VOSD’s very own surveillance expert Jesse Marx examines some of the smart tech projects we know about – because, yikes, there are likely many we don’t know about – and what lessons we can draw from them.
“The boosters of smart cities — who often have something to sell — view the problems of society as merely technical in nature,” Marx writes. “They offer new tools in the name of efficiency and convenience that seem impartial and nonideological on the surface. But there are value sets embedded in any form of technology, and officials ignore this reality at the risk of exacerbating rather than flattening inequities.”
Marx’s takeaways include that smart tech often becomes a tool for law enforcement, which can result in civil liberties concerns, and that the technology can prove to be quite costly to government agencies.
California lawmakers are just starting to push forward policy ideas that tackle the crumbling state of its coastal cliffs, but science can’t yet pinpoint which shorelines are most vulnerable to collapse.
Enter Adam Young, a geomorphologist at Scripps Institution of Oceanography, who has just compiled perhaps the most detailed dataset on an unsteady cliff faces to date, as our MacKenzie Elmer covers in a new story. It took three years of driving up and down a 1.5 mile span of cliff along the Del Mar shoreline, firing a laser at the rock face from an instrument strapped to his research truck.
But the end result is a suite of information showing how ocean waves and rain interact to eat away at a cliff face at both ends. People have lost their lives by seemingly random landslides, and now that this dataset exists scientists can begin to model and predict where and when a cliff might fall after a big storm, say.
“As we start to understand how the (waves and rain) are eroding the cliff, then we can build better models so we can understand how things will evolve in the future,” Young said.
Cliff erosion will only get worse as the sea level rises due to human-exacerbated climate change.
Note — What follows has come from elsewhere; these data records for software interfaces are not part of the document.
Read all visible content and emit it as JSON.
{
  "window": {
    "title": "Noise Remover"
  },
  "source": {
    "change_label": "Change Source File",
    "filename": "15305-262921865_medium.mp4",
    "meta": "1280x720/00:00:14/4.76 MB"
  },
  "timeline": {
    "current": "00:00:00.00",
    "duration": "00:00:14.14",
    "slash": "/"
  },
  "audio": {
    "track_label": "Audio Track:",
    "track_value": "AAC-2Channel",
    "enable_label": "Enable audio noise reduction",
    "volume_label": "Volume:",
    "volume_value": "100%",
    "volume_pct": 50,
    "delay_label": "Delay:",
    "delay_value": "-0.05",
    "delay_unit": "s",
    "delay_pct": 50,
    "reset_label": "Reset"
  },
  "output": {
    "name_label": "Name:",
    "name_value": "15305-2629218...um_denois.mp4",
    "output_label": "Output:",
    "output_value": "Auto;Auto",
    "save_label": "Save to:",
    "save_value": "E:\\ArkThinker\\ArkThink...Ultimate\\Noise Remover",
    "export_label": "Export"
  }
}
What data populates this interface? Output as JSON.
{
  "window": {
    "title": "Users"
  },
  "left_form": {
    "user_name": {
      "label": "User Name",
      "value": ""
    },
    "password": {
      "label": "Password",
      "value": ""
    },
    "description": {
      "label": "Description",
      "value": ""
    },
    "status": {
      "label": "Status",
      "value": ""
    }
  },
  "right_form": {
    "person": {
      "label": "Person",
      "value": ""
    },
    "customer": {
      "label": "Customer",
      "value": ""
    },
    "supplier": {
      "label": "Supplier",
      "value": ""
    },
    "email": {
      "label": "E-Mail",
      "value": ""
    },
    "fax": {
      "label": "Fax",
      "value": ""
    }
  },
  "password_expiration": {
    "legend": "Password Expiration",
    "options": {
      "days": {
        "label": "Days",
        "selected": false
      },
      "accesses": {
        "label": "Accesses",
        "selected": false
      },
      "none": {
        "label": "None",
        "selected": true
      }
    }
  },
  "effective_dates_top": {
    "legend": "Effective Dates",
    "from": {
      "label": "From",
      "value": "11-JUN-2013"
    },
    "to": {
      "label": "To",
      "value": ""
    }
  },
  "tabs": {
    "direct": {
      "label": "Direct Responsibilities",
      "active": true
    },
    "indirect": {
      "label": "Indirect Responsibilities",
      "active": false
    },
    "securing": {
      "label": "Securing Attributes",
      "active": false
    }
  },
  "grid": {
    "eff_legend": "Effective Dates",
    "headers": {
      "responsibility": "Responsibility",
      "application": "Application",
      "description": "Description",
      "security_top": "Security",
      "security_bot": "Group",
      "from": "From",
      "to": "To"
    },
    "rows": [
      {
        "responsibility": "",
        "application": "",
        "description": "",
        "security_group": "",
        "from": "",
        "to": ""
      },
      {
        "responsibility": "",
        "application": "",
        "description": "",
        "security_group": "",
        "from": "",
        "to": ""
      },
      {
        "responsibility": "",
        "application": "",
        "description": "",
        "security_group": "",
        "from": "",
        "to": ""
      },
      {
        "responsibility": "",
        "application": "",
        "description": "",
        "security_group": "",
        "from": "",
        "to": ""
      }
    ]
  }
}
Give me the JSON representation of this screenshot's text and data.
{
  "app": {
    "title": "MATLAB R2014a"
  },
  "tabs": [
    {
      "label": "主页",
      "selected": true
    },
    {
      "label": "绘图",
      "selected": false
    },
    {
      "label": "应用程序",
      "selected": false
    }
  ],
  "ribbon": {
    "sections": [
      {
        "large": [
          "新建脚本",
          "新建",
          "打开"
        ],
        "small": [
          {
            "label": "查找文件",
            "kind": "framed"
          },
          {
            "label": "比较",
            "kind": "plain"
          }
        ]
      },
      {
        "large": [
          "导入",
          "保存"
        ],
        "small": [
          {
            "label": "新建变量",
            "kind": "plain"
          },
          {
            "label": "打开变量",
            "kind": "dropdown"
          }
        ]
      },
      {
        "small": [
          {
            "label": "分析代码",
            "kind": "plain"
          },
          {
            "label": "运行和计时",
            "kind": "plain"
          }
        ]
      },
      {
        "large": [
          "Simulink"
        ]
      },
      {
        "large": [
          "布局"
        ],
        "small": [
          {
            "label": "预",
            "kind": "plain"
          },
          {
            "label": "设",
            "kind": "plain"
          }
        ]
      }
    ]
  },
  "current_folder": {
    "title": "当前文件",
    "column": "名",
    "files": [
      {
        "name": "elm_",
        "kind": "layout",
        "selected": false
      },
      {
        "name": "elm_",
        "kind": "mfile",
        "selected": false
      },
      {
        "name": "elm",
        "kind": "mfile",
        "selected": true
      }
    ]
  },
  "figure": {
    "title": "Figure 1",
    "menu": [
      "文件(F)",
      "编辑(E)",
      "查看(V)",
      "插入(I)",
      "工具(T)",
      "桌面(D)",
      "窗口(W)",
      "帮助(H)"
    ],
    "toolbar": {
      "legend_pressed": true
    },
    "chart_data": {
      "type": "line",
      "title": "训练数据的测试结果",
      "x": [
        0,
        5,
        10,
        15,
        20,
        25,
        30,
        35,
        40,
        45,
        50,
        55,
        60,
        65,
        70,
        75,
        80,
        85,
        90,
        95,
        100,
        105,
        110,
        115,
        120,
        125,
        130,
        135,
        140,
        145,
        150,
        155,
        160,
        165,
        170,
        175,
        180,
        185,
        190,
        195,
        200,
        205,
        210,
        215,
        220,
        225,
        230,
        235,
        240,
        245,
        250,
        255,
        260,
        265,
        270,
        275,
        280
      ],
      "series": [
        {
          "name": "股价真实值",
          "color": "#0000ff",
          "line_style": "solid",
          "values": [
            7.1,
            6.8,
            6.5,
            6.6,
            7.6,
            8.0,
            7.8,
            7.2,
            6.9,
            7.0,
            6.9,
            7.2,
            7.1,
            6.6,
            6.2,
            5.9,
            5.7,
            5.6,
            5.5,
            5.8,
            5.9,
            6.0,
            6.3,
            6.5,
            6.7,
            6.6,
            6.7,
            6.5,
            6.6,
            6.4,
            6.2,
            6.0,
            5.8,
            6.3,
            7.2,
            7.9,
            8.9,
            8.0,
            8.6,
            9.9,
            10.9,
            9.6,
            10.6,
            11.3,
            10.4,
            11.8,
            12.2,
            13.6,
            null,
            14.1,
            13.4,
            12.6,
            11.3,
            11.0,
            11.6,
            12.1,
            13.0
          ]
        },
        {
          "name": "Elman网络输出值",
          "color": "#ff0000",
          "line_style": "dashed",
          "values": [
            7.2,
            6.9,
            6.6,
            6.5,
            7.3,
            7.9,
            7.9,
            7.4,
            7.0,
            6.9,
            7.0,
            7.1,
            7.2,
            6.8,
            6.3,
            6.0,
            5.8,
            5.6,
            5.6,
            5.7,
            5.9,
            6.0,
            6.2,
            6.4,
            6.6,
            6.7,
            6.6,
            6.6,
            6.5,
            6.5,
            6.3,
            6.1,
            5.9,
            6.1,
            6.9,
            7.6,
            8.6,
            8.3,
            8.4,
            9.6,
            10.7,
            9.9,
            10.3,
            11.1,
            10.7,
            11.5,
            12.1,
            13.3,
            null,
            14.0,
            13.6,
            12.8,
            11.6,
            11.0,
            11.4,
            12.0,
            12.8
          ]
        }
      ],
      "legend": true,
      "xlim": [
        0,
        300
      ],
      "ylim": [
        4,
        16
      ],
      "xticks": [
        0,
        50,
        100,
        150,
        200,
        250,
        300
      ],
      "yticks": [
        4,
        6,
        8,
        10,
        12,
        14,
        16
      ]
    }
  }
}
And some lawmakers are putting wheels on policies that would allow Californians to put up their own defenses now.
California Sen. Pat Bates, a Republican representing portions of San Diego and Orange counties, plans to reintroduce a bill this session over homeowners’ rights to build their own seawalls without first getting permission from the California Coastal Commission. An Encinitas family who lost three members to a 2019 landslide supported the bill’s introduction this year, but opponents from groups like Surfrider say there are better ways to stem cliff erosion.
Mayor Todd Gloria released Monday the city’s annual update on its goals to combat climate change, like building bike lanes and cutting planet-warming greenhouse gases emitted by the municipality, in an enthusiastic press release.
The report says San Diego in 2019 cut its emissions 25 percent from 2010 levels, slightly ahead of the pace of cuts envisioned in the city’s Climate Action Plan. But total energy use in the city actually increased 4.5 percent during that period.
Nicole Capretz, executive director of the Climate Action Campaign, pointed out the city actually only cut its emissions by 1 percent between 2018 and 2019. In 2018, the city announced it’d cut emissions by 24 percent mostly by fulfilling state mandates, as the Union-Tribune outlined at the time.
“I would characterize these results as the city basically hitting a plateau and still not getting reductions from regional or local actions,” Capretz wrote in an email.
On a number of specific fronts from its climate plan, it’s doubtful San Diego is going to meet the 2020 reduction targets next year. For instance, San Diegans are supposed to cut their home energy use by 15 percent by then, but we’re less than halfway there thus far. And though the city set a goal for 50 percent of its municipal fleet to be zero-emission vehicles, by the end of last year it was 2 percent of the way there. By 2020, 22 percent of people living near high-frequency transit are supposed to walk, bike or take transit to work, but as of this year just 13 percent does so.
The city is expected to write another five-year Climate Action Plan in 2021 which will include a new assessment of the city’s baseline greenhouse gas emissions.
The Morning Report was written by Maya Srikrishnan and MacKenzie Elmer, and edited by Andrew Keatts.